The endowment, the great black box of college budgeting, at least as far as students are concerned, is up for discussion at Dartmouth College, where an anonymous letter alleges that rich Dartmouth alumni “directed the college’s three billion dollar endowment to themselves, their firms and their friends.
According to an article by Randy Diamond at Pensions & Investments:
New Hampshire’s attorney general is looking into claims of conflicts of interest against members of the board of trustees and the investment committee of Dartmouth College in regard to their management of the college’s $3.4 billion endowment.
Anthony Blenkinsop, the Concord-based director of charitable trusts for the state of New Hampshire, said he is in the process of reviewing a letter sent to New Hampshire Gov. John Lynch and Attorney General Michael Delaney.

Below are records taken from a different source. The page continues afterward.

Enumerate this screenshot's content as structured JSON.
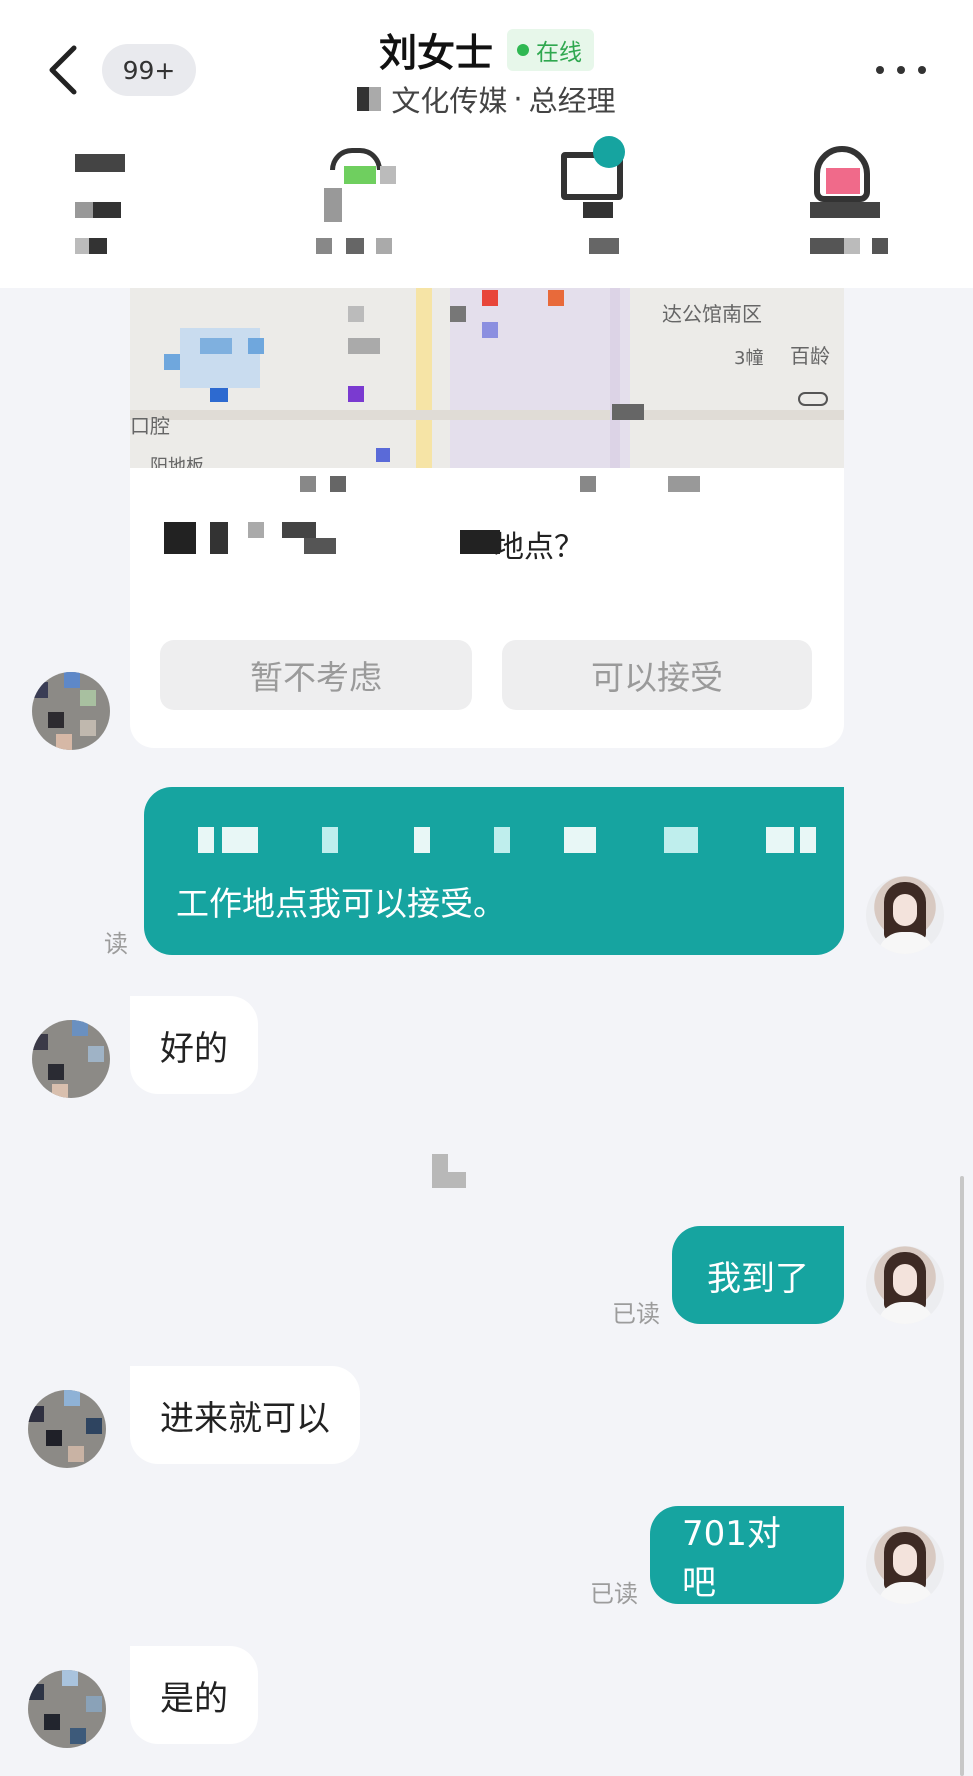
{
  "header": {
    "unread_count": "99+",
    "contact_name": "刘女士",
    "online_status": "在线",
    "company_suffix": "文化传媒",
    "separator": "·",
    "position": "总经理"
  },
  "card": {
    "map_labels": [
      "达公馆南区",
      "3幢",
      "百龄",
      "口腔",
      "阳地板"
    ],
    "question_end": "地点？",
    "decline_label": "暂不考虑",
    "accept_label": "可以接受"
  },
  "messages": [
    {
      "side": "right",
      "text": "工作地点我可以接受。",
      "read": "读"
    },
    {
      "side": "left",
      "text": "好的"
    },
    {
      "side": "right",
      "text": "我到了",
      "read": "已读"
    },
    {
      "side": "left",
      "text": "进来就可以"
    },
    {
      "side": "right",
      "text": "701对吧",
      "read": "已读"
    },
    {
      "side": "left",
      "text": "是的"
    }
  ],
  "colors": {
    "accent": "#16a4a0",
    "online": "#2fb852",
    "background": "#f3f4f8"
  }
}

The letter calls for an investigation into money managers who have invested the Hanover, N.H.-based college’s assets while members of the investment committee.
The letter essentially accuses the institution of squandering university assets through risky investments. “Over a period of seven years The College engaged Lehman Brothers in six “interest rate swaps” totaling $550 million dollars, the letter alleges. “The current value of these “swaps” is now in excess of two hundred million dollars.”

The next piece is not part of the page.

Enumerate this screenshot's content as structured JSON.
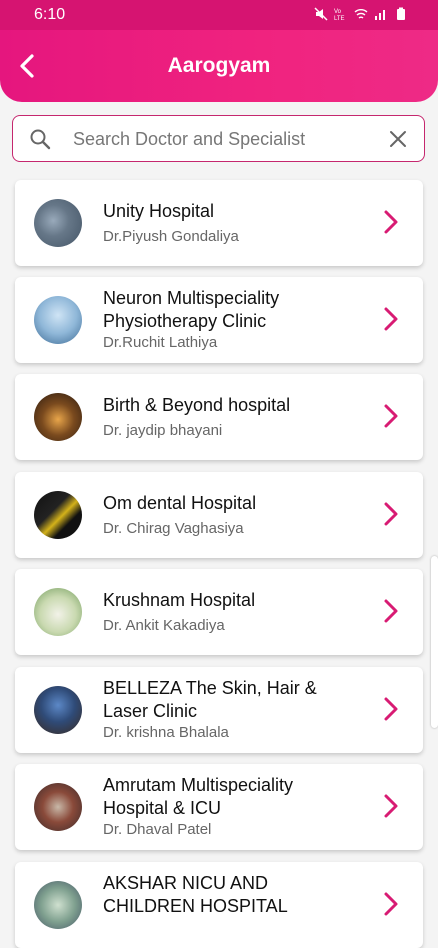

What’s more, the trouble seems to be that a whole lot of the endowment investment is connected with firms affiliated with university trustees. Dartmouth invests with firms affiliated with seven of the 34 members of the investment committee and board of trustees.

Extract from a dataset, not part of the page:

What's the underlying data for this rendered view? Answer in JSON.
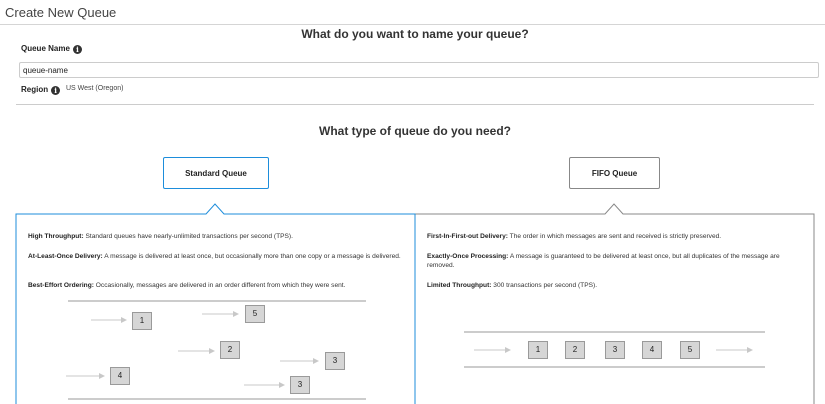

Now, it’s not really all that surprising that members of Dartmouth’s investment committee and board of trustees are affiliated with major American investment firms, but how does the institution draw the line? If this isn’t a conflict of interest, what would one look like?
And also, well, it wouldn’t be much of a problem if Dartmouth was using trustee-affiliated firms to invest the endowment in ways that made money, but if it’s losing money, well that’s something to investigate. [Image via]